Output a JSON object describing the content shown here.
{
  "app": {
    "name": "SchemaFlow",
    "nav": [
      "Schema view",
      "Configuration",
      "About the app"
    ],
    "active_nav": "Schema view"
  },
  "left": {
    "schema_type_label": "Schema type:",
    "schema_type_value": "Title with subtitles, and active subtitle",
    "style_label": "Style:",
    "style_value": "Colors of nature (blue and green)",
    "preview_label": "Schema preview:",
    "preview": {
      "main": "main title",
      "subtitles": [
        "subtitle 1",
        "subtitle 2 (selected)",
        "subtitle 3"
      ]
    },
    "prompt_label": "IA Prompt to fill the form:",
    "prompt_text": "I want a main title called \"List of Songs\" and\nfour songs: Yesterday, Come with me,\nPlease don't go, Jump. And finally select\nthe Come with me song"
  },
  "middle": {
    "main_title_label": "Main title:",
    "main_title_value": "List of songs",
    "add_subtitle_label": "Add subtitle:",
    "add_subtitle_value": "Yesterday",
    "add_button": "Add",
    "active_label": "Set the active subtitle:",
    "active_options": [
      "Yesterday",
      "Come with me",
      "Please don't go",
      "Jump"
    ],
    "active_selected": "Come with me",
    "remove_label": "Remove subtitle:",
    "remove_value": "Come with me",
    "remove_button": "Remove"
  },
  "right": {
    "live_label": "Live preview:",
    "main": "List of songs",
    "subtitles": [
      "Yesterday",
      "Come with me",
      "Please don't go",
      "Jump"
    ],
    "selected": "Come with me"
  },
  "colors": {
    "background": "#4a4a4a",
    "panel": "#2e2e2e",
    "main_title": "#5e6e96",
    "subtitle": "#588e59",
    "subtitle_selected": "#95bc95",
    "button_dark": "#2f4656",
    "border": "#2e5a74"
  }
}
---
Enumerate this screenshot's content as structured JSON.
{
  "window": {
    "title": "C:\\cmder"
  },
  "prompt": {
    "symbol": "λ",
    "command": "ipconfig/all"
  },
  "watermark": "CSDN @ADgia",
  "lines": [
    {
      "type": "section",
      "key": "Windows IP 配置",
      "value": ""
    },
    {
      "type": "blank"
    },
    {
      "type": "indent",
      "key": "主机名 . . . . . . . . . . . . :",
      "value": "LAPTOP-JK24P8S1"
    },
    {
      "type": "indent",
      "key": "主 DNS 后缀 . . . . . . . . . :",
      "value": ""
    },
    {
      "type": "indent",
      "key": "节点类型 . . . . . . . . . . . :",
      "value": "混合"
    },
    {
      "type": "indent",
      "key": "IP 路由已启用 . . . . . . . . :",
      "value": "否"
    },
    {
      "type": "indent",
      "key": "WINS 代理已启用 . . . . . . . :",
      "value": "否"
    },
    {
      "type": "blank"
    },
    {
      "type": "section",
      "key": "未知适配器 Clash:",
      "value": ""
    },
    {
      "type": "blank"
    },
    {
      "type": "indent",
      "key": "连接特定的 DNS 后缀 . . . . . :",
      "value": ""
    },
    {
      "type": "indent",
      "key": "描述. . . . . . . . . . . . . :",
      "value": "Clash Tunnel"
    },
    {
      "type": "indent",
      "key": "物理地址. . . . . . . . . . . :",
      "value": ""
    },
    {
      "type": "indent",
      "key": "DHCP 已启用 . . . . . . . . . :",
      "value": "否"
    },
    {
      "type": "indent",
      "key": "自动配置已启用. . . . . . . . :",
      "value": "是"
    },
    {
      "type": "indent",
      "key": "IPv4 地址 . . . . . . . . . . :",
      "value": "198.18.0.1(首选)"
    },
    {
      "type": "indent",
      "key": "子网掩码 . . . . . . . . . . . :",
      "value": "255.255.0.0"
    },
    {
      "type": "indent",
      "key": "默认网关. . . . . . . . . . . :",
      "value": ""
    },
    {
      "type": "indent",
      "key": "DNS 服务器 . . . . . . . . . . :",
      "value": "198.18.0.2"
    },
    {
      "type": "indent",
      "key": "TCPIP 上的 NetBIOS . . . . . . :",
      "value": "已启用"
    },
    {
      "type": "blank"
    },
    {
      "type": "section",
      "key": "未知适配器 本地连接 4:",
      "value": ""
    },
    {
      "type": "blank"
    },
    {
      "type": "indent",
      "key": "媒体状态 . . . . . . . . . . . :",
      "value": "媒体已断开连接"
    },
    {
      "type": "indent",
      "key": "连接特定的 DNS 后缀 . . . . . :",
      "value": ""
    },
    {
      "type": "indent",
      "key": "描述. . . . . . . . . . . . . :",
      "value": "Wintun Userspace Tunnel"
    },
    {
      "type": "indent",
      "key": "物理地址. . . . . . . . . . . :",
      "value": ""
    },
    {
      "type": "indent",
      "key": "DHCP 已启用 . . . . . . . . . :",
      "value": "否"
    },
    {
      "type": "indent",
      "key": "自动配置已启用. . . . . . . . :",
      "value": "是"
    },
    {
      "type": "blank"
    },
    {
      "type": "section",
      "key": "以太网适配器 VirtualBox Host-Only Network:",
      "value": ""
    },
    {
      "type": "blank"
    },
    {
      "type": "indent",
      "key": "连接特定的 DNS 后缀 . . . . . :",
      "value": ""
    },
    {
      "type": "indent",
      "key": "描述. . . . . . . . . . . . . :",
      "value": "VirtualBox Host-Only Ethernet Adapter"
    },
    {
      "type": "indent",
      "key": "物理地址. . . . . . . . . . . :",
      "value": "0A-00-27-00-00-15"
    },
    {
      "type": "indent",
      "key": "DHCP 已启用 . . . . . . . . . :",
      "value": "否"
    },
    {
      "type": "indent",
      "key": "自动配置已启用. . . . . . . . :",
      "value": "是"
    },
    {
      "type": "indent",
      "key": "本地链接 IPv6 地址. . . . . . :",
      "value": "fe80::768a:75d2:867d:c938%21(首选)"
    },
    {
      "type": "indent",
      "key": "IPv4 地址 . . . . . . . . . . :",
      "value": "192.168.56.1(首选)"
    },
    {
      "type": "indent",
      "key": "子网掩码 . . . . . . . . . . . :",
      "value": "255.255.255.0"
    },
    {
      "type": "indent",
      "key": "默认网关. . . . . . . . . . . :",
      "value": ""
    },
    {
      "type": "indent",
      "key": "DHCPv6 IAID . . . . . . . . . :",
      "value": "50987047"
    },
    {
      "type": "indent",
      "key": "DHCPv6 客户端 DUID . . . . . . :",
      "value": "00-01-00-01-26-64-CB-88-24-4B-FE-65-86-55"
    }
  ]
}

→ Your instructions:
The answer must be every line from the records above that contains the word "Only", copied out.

→ Output for this exercise:
      "key": "以太网适配器 VirtualBox Host-Only Network:",
      "value": "VirtualBox Host-Only Ethernet Adapter"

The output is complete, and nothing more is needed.